Entries from a dataset of interfaces
<<<<
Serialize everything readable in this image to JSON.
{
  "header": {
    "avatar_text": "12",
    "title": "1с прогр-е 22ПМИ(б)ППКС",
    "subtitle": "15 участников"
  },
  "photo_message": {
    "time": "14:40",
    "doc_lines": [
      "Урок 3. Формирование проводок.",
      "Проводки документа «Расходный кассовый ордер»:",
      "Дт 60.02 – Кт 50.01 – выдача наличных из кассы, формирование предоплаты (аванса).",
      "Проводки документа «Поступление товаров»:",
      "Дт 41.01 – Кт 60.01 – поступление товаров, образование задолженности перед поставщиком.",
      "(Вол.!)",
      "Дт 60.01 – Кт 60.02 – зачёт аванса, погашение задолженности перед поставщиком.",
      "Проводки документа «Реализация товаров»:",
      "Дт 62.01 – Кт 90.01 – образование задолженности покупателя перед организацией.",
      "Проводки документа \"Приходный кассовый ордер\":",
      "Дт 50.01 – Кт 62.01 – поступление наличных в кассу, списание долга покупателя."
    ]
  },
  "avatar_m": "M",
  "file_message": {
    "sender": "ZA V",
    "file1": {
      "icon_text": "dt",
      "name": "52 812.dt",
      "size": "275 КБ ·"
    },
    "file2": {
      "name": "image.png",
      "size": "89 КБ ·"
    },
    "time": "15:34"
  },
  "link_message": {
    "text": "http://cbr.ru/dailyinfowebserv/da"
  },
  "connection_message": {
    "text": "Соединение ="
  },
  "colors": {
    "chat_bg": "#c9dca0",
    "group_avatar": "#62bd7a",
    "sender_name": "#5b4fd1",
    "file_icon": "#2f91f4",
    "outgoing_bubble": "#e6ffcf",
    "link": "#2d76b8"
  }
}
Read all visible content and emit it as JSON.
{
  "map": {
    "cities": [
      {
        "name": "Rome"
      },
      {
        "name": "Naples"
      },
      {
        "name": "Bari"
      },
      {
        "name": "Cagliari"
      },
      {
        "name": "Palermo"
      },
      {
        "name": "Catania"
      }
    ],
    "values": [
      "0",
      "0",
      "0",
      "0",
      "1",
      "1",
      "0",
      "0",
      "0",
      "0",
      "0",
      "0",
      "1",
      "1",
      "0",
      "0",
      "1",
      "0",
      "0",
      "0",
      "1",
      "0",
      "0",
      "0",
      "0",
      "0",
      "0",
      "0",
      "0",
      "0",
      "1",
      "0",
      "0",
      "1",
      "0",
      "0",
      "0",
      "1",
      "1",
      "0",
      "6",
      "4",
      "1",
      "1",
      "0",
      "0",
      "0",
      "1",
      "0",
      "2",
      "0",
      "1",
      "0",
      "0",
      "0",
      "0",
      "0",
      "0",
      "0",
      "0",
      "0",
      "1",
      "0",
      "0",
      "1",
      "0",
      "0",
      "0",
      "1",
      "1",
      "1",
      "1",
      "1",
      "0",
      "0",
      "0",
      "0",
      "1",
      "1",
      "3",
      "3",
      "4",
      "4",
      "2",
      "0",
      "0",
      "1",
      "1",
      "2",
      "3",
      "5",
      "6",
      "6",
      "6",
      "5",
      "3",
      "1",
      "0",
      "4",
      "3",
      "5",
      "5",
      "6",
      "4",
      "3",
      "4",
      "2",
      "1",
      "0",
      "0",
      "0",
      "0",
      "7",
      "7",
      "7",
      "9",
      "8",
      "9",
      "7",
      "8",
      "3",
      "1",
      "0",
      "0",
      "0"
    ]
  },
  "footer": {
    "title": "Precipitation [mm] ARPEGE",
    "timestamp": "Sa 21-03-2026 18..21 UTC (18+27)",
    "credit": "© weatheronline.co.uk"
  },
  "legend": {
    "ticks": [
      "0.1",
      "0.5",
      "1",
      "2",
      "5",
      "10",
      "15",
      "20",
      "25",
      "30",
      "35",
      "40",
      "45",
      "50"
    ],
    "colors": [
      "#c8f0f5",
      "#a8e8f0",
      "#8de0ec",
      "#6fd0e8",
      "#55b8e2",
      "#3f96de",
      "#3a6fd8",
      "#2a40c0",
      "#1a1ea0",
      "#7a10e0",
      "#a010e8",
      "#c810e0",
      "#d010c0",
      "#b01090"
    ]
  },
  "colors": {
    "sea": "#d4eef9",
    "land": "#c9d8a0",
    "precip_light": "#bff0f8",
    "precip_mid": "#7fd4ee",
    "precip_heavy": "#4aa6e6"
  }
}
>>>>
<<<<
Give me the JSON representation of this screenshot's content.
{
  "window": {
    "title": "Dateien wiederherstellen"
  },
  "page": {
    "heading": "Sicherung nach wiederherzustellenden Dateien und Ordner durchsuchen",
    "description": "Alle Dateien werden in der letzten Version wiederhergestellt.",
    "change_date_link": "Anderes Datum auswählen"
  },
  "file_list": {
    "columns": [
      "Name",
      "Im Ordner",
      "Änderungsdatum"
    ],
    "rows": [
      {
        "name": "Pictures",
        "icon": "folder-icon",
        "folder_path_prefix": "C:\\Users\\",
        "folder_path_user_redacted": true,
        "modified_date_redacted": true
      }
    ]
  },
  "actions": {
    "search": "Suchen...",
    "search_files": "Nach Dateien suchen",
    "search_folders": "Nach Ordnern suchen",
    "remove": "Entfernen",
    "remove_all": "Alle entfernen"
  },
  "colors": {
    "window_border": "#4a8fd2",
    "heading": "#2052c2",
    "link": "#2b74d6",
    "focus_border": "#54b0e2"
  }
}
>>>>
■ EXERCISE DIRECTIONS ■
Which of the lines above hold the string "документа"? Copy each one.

■ RESPONSE BOX ■
      "Проводки документа «Расходный кассовый ордер»:",
      "Проводки документа «Поступление товаров»:",
      "Проводки документа «Реализация товаров»:",
      "Проводки документа \"Приходный кассовый ордер\":",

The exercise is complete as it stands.